#### [What is required]
In the records below, some lines hold the word "网络访问". Copy each of those lines.

#### [Web page and app entries]
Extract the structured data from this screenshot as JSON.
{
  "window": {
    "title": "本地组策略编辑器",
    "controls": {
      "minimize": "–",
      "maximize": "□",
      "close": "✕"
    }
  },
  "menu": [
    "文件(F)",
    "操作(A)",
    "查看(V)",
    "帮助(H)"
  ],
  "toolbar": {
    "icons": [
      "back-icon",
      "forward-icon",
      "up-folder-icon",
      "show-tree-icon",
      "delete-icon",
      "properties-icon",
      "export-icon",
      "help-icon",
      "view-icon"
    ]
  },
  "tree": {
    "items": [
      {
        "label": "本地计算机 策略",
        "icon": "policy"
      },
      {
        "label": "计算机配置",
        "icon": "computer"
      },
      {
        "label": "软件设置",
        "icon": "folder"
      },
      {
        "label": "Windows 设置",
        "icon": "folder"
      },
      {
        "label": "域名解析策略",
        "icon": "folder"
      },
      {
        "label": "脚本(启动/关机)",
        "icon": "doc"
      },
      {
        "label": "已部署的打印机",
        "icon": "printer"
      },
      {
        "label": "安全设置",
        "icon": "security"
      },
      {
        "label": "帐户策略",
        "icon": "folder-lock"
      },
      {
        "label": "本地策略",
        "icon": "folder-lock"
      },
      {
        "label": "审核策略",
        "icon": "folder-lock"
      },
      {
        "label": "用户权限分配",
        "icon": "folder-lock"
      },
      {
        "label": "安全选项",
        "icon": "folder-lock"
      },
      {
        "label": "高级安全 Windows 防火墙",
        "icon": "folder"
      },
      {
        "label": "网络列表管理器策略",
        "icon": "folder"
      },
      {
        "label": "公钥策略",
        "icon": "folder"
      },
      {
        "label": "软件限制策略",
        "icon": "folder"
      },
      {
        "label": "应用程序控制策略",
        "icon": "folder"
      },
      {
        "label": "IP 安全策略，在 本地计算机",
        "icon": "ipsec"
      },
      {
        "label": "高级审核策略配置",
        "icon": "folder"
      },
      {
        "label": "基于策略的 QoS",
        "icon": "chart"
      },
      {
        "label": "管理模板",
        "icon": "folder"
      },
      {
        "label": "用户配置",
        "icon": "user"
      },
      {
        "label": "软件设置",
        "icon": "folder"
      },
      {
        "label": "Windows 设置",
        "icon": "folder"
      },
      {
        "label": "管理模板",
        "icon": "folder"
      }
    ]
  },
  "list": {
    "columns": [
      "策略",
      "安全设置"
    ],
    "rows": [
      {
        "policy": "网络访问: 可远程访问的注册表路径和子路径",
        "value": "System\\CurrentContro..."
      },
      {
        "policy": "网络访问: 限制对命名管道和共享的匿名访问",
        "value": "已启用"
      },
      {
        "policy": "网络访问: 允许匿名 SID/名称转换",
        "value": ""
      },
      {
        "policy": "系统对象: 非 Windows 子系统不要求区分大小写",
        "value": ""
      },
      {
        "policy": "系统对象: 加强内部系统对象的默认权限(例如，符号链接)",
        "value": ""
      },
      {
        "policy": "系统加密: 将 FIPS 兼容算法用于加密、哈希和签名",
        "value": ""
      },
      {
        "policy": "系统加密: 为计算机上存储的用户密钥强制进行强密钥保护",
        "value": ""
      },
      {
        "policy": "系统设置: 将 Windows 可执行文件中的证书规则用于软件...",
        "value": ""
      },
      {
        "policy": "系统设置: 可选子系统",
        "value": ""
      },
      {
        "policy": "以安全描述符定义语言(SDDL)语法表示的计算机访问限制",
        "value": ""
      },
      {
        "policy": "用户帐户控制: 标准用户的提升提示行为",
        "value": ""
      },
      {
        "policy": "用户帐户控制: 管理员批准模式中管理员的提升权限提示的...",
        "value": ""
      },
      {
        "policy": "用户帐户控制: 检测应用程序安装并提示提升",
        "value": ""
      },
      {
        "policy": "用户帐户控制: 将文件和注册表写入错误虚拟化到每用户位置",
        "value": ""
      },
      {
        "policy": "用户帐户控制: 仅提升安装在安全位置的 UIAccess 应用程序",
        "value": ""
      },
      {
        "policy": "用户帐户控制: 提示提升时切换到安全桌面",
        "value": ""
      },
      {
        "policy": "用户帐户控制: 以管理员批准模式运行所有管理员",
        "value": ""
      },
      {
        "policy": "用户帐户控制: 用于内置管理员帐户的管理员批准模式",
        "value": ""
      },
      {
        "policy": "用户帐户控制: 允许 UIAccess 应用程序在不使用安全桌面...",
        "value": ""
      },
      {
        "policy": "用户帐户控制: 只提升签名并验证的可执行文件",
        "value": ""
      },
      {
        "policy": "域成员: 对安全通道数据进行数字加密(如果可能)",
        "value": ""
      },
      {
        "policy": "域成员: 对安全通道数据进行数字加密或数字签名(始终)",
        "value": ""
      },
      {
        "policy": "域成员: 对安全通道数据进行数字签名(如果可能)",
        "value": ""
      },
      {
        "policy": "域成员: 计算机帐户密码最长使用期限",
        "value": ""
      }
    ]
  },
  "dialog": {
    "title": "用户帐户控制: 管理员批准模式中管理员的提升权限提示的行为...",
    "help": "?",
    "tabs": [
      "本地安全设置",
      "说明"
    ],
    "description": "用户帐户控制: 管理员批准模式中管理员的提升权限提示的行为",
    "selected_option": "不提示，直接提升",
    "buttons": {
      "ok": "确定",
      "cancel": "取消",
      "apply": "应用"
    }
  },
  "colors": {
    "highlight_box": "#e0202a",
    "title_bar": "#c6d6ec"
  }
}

#### [Exercise result]
        "policy": "网络访问: 可远程访问的注册表路径和子路径",
        "policy": "网络访问: 限制对命名管道和共享的匿名访问",
        "policy": "网络访问: 允许匿名 SID/名称转换",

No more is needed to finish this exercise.